According to a recent research published by the UK recruitment site Salestarget.co.uk, money is the main motivator among sales personnel, with over a third (37%) of sales representatives choosing money as their main motivator in their work. In addition, over half of the participants said that receiving performance-based incentives improved their quality of life, with men more likely to be motivated by financial incentives than women.
However, are extrinsic incentives in general, and cash incentives in particular, are the best method to create a healthy working environment?
When the work is based on extrinsic motivators, they become the goal, the reliance on them grows and evolves into a dependency and the link between the employee and the core of his work is weakened. He is no longer driven by intrinsic motivators or organizational goals but almost exclusively by the extrinsic motivators, as a sales performance metrics. This process also affects the working environment and the personal relationships between the employees.
Are cash incentives really what matters to employees? Is money their ultimate goal? Many studies that rank the leading motivators among employees show that money isn’t topping the charts. In fact, it’s not even in the top five motivators but in the bottom half of the top ten (places 7-9). After all, a cash incentive is a “means incentive” and not an “end incentive”. The goal is not to get the money, but rather the things that the money can get you once you obtain it. Thus, nearly a quarter of the participants in the Salestarget.co.uk research replied that they choose to spend their earned bonuses on holidays.

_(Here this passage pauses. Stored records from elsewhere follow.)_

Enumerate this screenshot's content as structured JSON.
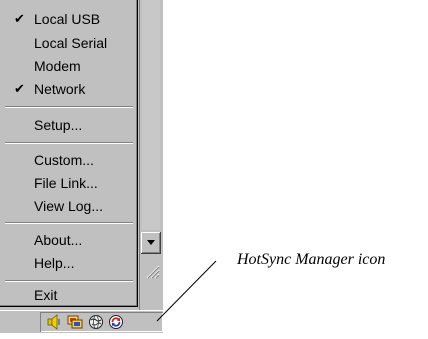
{
  "menu": {
    "items": [
      {
        "label": "Local USB",
        "checked": true
      },
      {
        "label": "Local Serial",
        "checked": false
      },
      {
        "label": "Modem",
        "checked": false
      },
      {
        "label": "Network",
        "checked": true
      },
      {
        "label": "Setup..."
      },
      {
        "label": "Custom..."
      },
      {
        "label": "File Link..."
      },
      {
        "label": "View Log..."
      },
      {
        "label": "About..."
      },
      {
        "label": "Help..."
      },
      {
        "label": "Exit"
      }
    ],
    "check_glyph": "✔"
  },
  "tray": {
    "icons": [
      "speaker-icon",
      "network-monitor-icon",
      "globe-icon",
      "hotsync-icon"
    ]
  },
  "callout": {
    "text": "HotSync Manager icon"
  }
}
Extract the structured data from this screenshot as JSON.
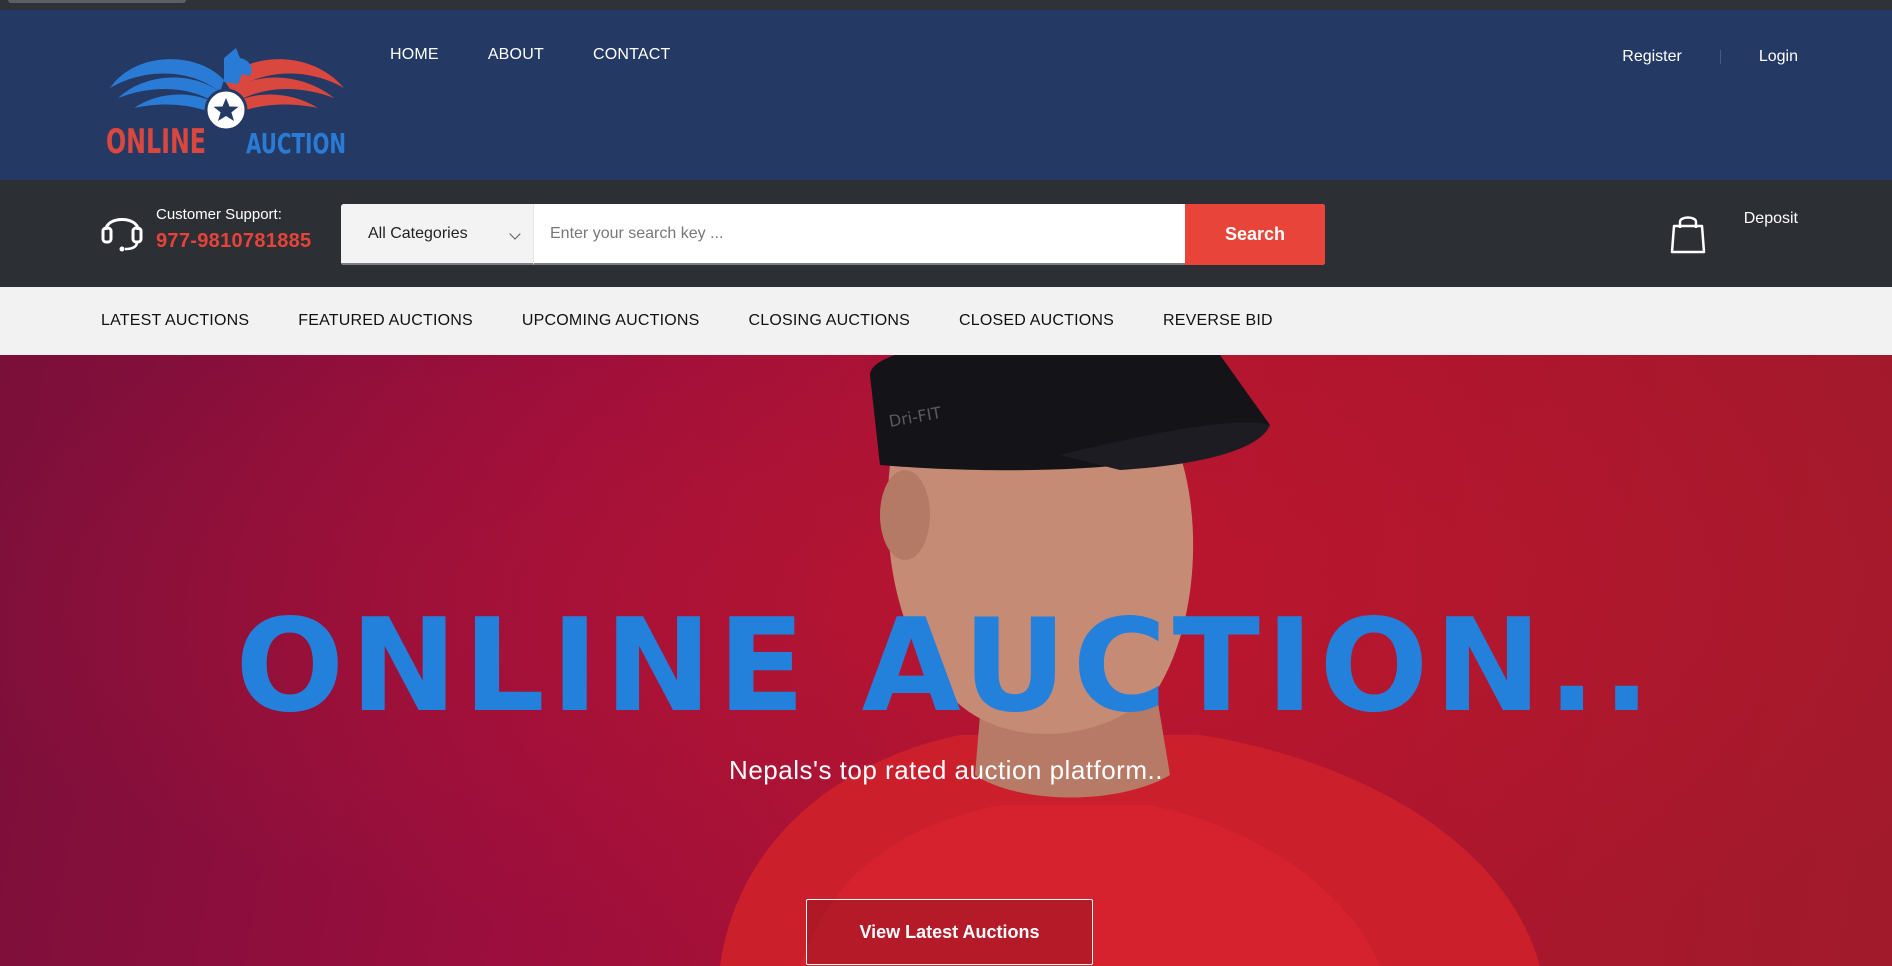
{
  "header": {
    "logo": {
      "word1": "ONLINE",
      "word2": "AUCTION"
    },
    "nav": [
      "HOME",
      "ABOUT",
      "CONTACT"
    ],
    "auth": {
      "register": "Register",
      "login": "Login"
    }
  },
  "searchbar": {
    "support_label": "Customer Support:",
    "support_phone": "977-9810781885",
    "category_selected": "All Categories",
    "search_placeholder": "Enter your search key ...",
    "search_button": "Search",
    "deposit_label": "Deposit"
  },
  "category_nav": [
    "LATEST AUCTIONS",
    "FEATURED AUCTIONS",
    "UPCOMING AUCTIONS",
    "CLOSING AUCTIONS",
    "CLOSED AUCTIONS",
    "REVERSE BID"
  ],
  "hero": {
    "title": "ONLINE AUCTION..",
    "subtitle": "Nepals's top rated auction platform..",
    "cta": "View Latest Auctions",
    "cap_text": "Dri-FIT"
  },
  "colors": {
    "header_bg": "#243963",
    "searchbar_bg": "#2c2f34",
    "accent_red": "#e8443a",
    "hero_title_blue": "#2381dc",
    "logo_red": "#d9473f",
    "logo_blue": "#2a7bd6"
  }
}
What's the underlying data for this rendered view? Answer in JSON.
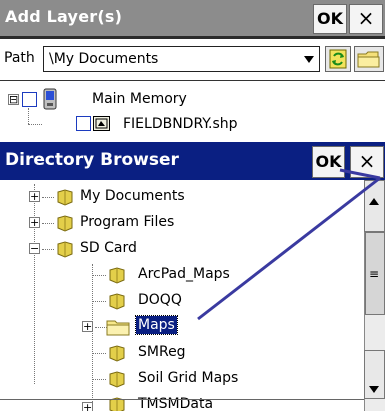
{
  "main_window": {
    "title": "Add Layer(s)",
    "ok_label": "OK",
    "close_label": "×",
    "path_label": "Path",
    "path_value": "\\My Documents",
    "tree": [
      {
        "label": "Main Memory",
        "expander": "⊟",
        "checked": false
      },
      {
        "label": "FIELDBNDRY.shp",
        "checked": false
      }
    ]
  },
  "dialog": {
    "title": "Directory Browser",
    "ok_label": "OK",
    "close_label": "×",
    "items": [
      {
        "label": "My Documents",
        "expander": "+",
        "level": 0
      },
      {
        "label": "Program Files",
        "expander": "+",
        "level": 0
      },
      {
        "label": "SD Card",
        "expander": "−",
        "level": 0
      },
      {
        "label": "ArcPad_Maps",
        "expander": "",
        "level": 1
      },
      {
        "label": "DOQQ",
        "expander": "",
        "level": 1
      },
      {
        "label": "Maps",
        "expander": "+",
        "level": 1,
        "selected": true
      },
      {
        "label": "SMReg",
        "expander": "",
        "level": 1
      },
      {
        "label": "Soil Grid Maps",
        "expander": "",
        "level": 1
      },
      {
        "label": "TMSMData",
        "expander": "+",
        "level": 1
      }
    ]
  },
  "colors": {
    "title_gray": "#8c8c8c",
    "dialog_blue": "#0a1f82",
    "annotation": "#3a3aa0"
  }
}
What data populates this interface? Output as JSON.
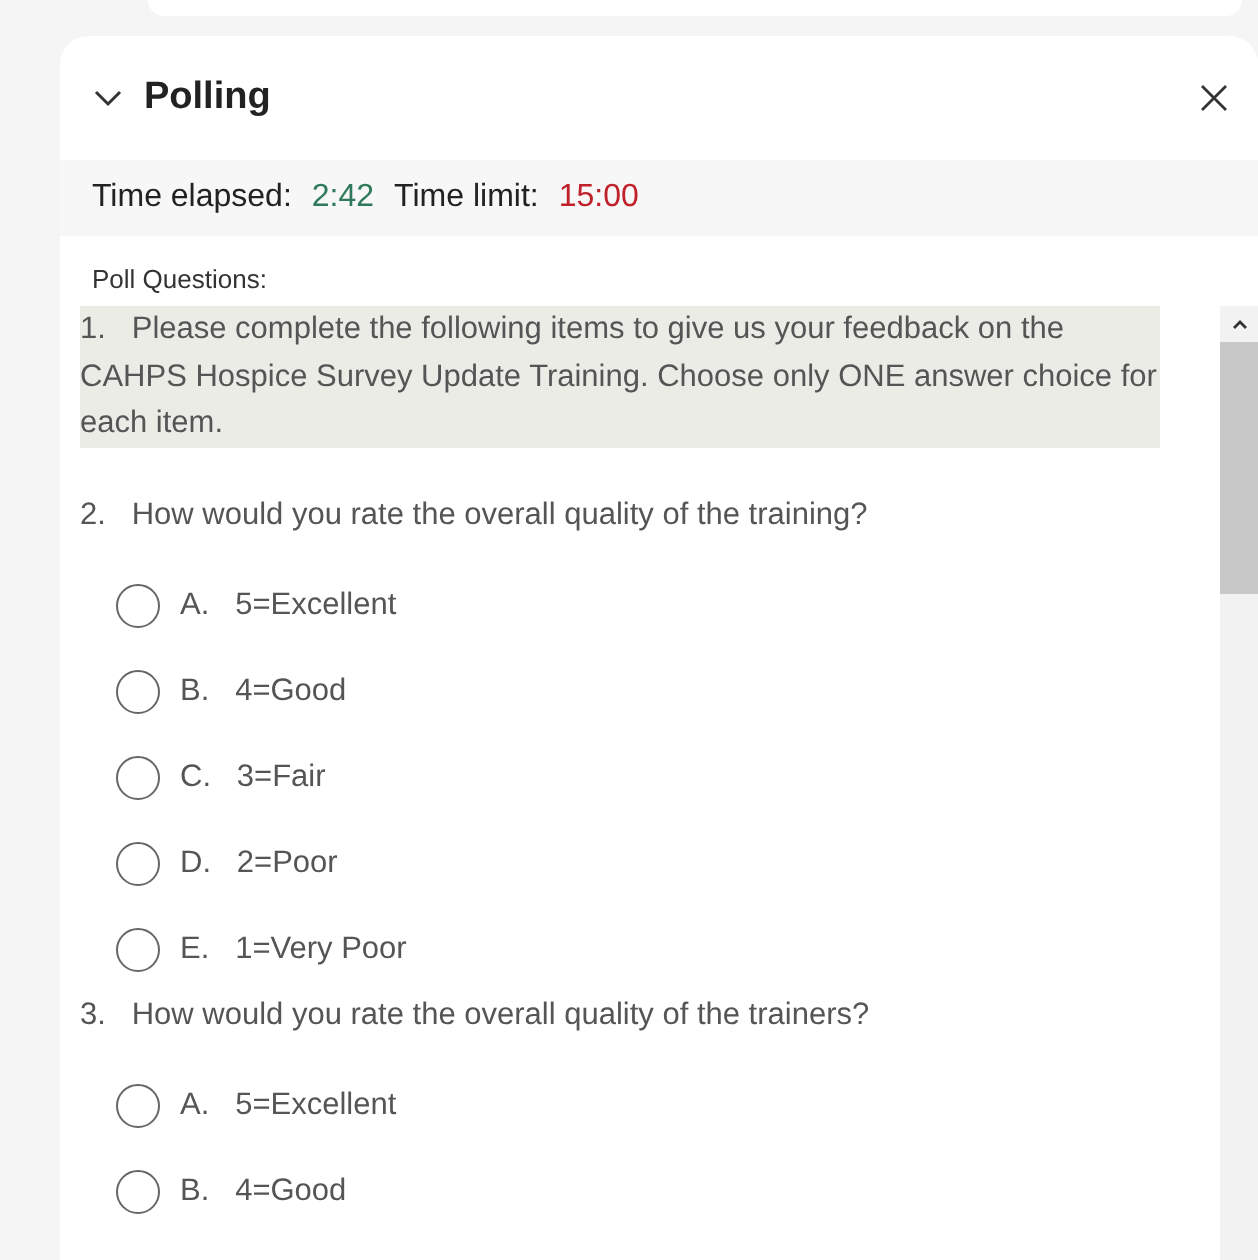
{
  "panel": {
    "title": "Polling",
    "expanded": true
  },
  "timer": {
    "elapsed_label": "Time elapsed:",
    "elapsed": "2:42",
    "limit_label": "Time limit:",
    "limit": "15:00"
  },
  "section_label": "Poll Questions:",
  "questions": [
    {
      "number": "1.",
      "text": "Please complete the following items to give us your feedback on the CAHPS Hospice Survey Update Training. Choose only ONE answer choice for each item.",
      "highlighted": true
    },
    {
      "number": "2.",
      "text": "How would you rate the overall quality of the training?",
      "highlighted": false,
      "options": [
        {
          "letter": "A.",
          "label": "5=Excellent",
          "selected": false
        },
        {
          "letter": "B.",
          "label": "4=Good",
          "selected": false
        },
        {
          "letter": "C.",
          "label": "3=Fair",
          "selected": false
        },
        {
          "letter": "D.",
          "label": "2=Poor",
          "selected": false
        },
        {
          "letter": "E.",
          "label": "1=Very Poor",
          "selected": false
        }
      ]
    },
    {
      "number": "3.",
      "text": "How would you rate the overall quality of the trainers?",
      "highlighted": false,
      "options": [
        {
          "letter": "A.",
          "label": "5=Excellent",
          "selected": false
        },
        {
          "letter": "B.",
          "label": "4=Good",
          "selected": false
        }
      ]
    }
  ]
}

Therefore, while there is no need to lessen the importance and role of incentives as a motivator, particularly cash incentives, we must examine other methods that will increase the intrinsic motivators and will help form a stronger link between the employee, the workplace and the work itself. This can be achieved not by guessing what the employee wants, but by finding out what he needs.